  7. I agree completely with this analysis of Friedman’s recent work. I am particularly disturbed by his failure to acknowledge the need for more regulations to constrain the use of fossil fuels, to address the savage ecomomic inequalities of what unrestraind capatalism has created, and the need to provide adequate health care and housing for all. The over simplified use of the terms capatalism and socialism is lamentable.

  8. Blue Pilgrim

    Jill (and others):
    Once a president, or other politician, is elected all the official power of the people has been given up. Clinton will effectively say, ‘I’m in office now and will do what I want, and your only recourse is not vote for me next — if you can remember this that long’. Given the history of politicians actions and voting, it seems doubtful that most people will remember anything more than a few weeks or resist being distracted by the new ‘crisis’ or hot story. That’s why we need to be organized, and develop organizational memory.

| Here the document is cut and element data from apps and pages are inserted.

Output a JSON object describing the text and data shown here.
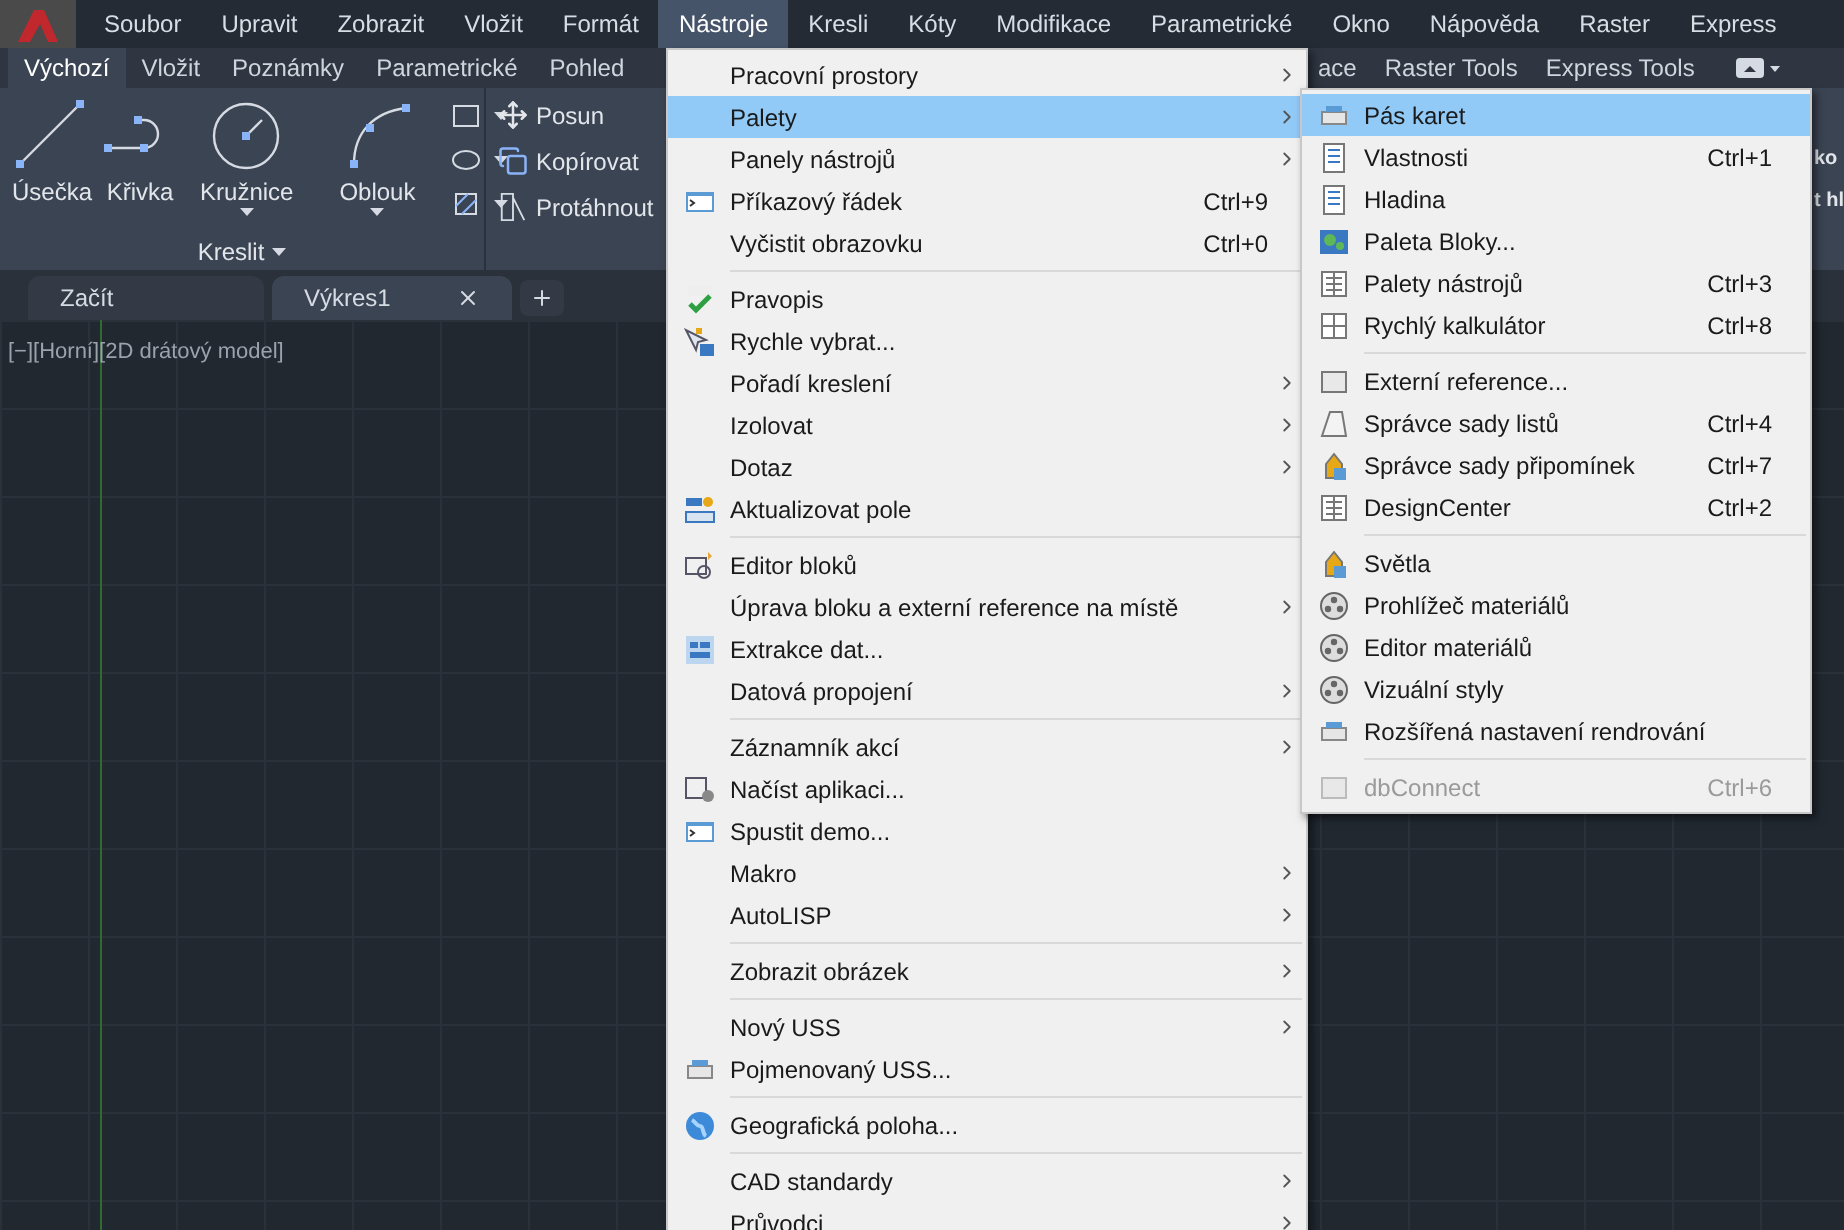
{
  "app_menu": [
    {
      "label": "Soubor",
      "selected": false
    },
    {
      "label": "Upravit",
      "selected": false
    },
    {
      "label": "Zobrazit",
      "selected": false
    },
    {
      "label": "Vložit",
      "selected": false
    },
    {
      "label": "Formát",
      "selected": false
    },
    {
      "label": "Nástroje",
      "selected": true
    },
    {
      "label": "Kresli",
      "selected": false
    },
    {
      "label": "Kóty",
      "selected": false
    },
    {
      "label": "Modifikace",
      "selected": false
    },
    {
      "label": "Parametrické",
      "selected": false
    },
    {
      "label": "Okno",
      "selected": false
    },
    {
      "label": "Nápověda",
      "selected": false
    },
    {
      "label": "Raster",
      "selected": false
    },
    {
      "label": "Express",
      "selected": false
    }
  ],
  "ribbon_tabs_left": [
    {
      "label": "Výchozí",
      "selected": true
    },
    {
      "label": "Vložit",
      "selected": false
    },
    {
      "label": "Poznámky",
      "selected": false
    },
    {
      "label": "Parametrické",
      "selected": false
    },
    {
      "label": "Pohled",
      "selected": false
    }
  ],
  "ribbon_tabs_right": [
    {
      "label": "ace",
      "selected": false
    },
    {
      "label": "Raster Tools",
      "selected": false
    },
    {
      "label": "Express Tools",
      "selected": false
    }
  ],
  "draw_tools": [
    {
      "label": "Úsečka",
      "dropdown": false
    },
    {
      "label": "Křivka",
      "dropdown": false
    },
    {
      "label": "Kružnice",
      "dropdown": true
    },
    {
      "label": "Oblouk",
      "dropdown": true
    }
  ],
  "draw_panel_title": "Kreslit",
  "modify_tools": [
    {
      "label": "Posun"
    },
    {
      "label": "Kopírovat"
    },
    {
      "label": "Protáhnout"
    }
  ],
  "cut_labels": [
    "ko",
    "t hl"
  ],
  "doc_tabs": [
    {
      "label": "Začít",
      "selected": false,
      "closable": false
    },
    {
      "label": "Výkres1",
      "selected": true,
      "closable": true
    }
  ],
  "viewport_label": "[−][Horní][2D drátový model]",
  "tools_menu": {
    "groups": [
      {
        "items": [
          {
            "label": "Pracovní prostory",
            "submenu": true,
            "selected": false
          },
          {
            "label": "Palety",
            "submenu": true,
            "selected": true
          },
          {
            "label": "Panely nástrojů",
            "submenu": true,
            "selected": false
          },
          {
            "label": "Příkazový řádek",
            "shortcut": "Ctrl+9",
            "submenu": false,
            "selected": false
          },
          {
            "label": "Vyčistit obrazovku",
            "shortcut": "Ctrl+0",
            "submenu": false,
            "selected": false
          }
        ]
      },
      {
        "items": [
          {
            "label": "Pravopis",
            "submenu": false,
            "selected": false
          },
          {
            "label": "Rychle vybrat...",
            "submenu": false,
            "selected": false
          },
          {
            "label": "Pořadí kreslení",
            "submenu": true,
            "selected": false
          },
          {
            "label": "Izolovat",
            "submenu": true,
            "selected": false
          },
          {
            "label": "Dotaz",
            "submenu": true,
            "selected": false
          },
          {
            "label": "Aktualizovat pole",
            "submenu": false,
            "selected": false
          }
        ]
      },
      {
        "items": [
          {
            "label": "Editor bloků",
            "submenu": false,
            "selected": false
          },
          {
            "label": "Úprava bloku a externí reference na místě",
            "submenu": true,
            "selected": false
          },
          {
            "label": "Extrakce dat...",
            "submenu": false,
            "selected": false
          },
          {
            "label": "Datová propojení",
            "submenu": true,
            "selected": false
          }
        ]
      },
      {
        "items": [
          {
            "label": "Záznamník akcí",
            "submenu": true,
            "selected": false
          },
          {
            "label": "Načíst aplikaci...",
            "submenu": false,
            "selected": false
          },
          {
            "label": "Spustit demo...",
            "submenu": false,
            "selected": false
          },
          {
            "label": "Makro",
            "submenu": true,
            "selected": false
          },
          {
            "label": "AutoLISP",
            "submenu": true,
            "selected": false
          }
        ]
      },
      {
        "items": [
          {
            "label": "Zobrazit obrázek",
            "submenu": true,
            "selected": false
          }
        ]
      },
      {
        "items": [
          {
            "label": "Nový USS",
            "submenu": true,
            "selected": false
          },
          {
            "label": "Pojmenovaný USS...",
            "submenu": false,
            "selected": false
          }
        ]
      },
      {
        "items": [
          {
            "label": "Geografická poloha...",
            "submenu": false,
            "selected": false
          }
        ]
      },
      {
        "items": [
          {
            "label": "CAD standardy",
            "submenu": true,
            "selected": false
          },
          {
            "label": "Průvodci",
            "submenu": true,
            "selected": false
          }
        ]
      }
    ]
  },
  "palettes_submenu": {
    "groups": [
      {
        "items": [
          {
            "label": "Pás karet",
            "selected": true,
            "disabled": false
          },
          {
            "label": "Vlastnosti",
            "shortcut": "Ctrl+1",
            "selected": false,
            "disabled": false
          },
          {
            "label": "Hladina",
            "selected": false,
            "disabled": false
          },
          {
            "label": "Paleta Bloky...",
            "selected": false,
            "disabled": false
          },
          {
            "label": "Palety nástrojů",
            "shortcut": "Ctrl+3",
            "selected": false,
            "disabled": false
          },
          {
            "label": "Rychlý kalkulátor",
            "shortcut": "Ctrl+8",
            "selected": false,
            "disabled": false
          }
        ]
      },
      {
        "items": [
          {
            "label": "Externí reference...",
            "selected": false,
            "disabled": false
          },
          {
            "label": "Správce sady listů",
            "shortcut": "Ctrl+4",
            "selected": false,
            "disabled": false
          },
          {
            "label": "Správce sady připomínek",
            "shortcut": "Ctrl+7",
            "selected": false,
            "disabled": false
          },
          {
            "label": "DesignCenter",
            "shortcut": "Ctrl+2",
            "selected": false,
            "disabled": false
          }
        ]
      },
      {
        "items": [
          {
            "label": "Světla",
            "selected": false,
            "disabled": false
          },
          {
            "label": "Prohlížeč materiálů",
            "selected": false,
            "disabled": false
          },
          {
            "label": "Editor materiálů",
            "selected": false,
            "disabled": false
          },
          {
            "label": "Vizuální styly",
            "selected": false,
            "disabled": false
          },
          {
            "label": "Rozšířená nastavení rendrování",
            "selected": false,
            "disabled": false
          }
        ]
      },
      {
        "items": [
          {
            "label": "dbConnect",
            "shortcut": "Ctrl+6",
            "selected": false,
            "disabled": true
          }
        ]
      }
    ]
  }
}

    As for ‘extra-judicial’ actions, outside of the electoral system, and putting pressure on, what sort of pressure can exist? Demonstrations in the street, by few people, who will be kettled up and jailed or fined? Where is ‘power of the people’ now, unless truly massive numbers participate, and how many will be willing to go up against the surveillance and police — and be vilified by the media?

    A general strike? Yes, that’s powerful, but is also damaging to the people, and those who agitate for it will, again, be demonized by the politicans and the the media, and is difficult to sustain. Stop paying taxes? That’s disruptive, but is criminalized, and frightening to people — and the government doesn’t really need taxes anyway.

    But there is one point upon which pressure can be put — easily, legally, and without great harm (and in fact with much good accruing to the public): boycott the media. Turn off the cable and stop watching corporate TV (can you believe a 1984 where the proles pay big moneyfor their telescreens and watch it completely voluntarily, safe at home?), and wrap your fish in something besides the New York Times). Will the plutocracy pay for free telescreen for everyone, or try to enforce a TV tax like the Brits? Where will the companies go to advertise when TV disappears? What will poor Thom Friedman do when no one can hear or see him? Collect old copies of the NYT and sell fish in them? People can devise other means to communicate even if an open internet goes away, which would not be so easy to do without disrupting the plutocracy even more (other nations have done it).

    Pressure against a rock wall does nothing; we have to find practical, sensitive pressure points and flows the corrupt system depends upon. When the government is forced to admit the tax system is not to run government but a means to pressure control the people, when the propaganda and disinformation outlets are gone, and when the only force available is overt police state violence, the entire system will fall into ruins and it will be clear to everyone who the sides of the class war are. Is the ruling class willing to destroy the US, and Europe, and have them become another Libya or Ukraine, with nothing left to rule over? Such ‘feudal lords’ can hardly to expect to survive long in this age under such circumstances. The age of kings is over.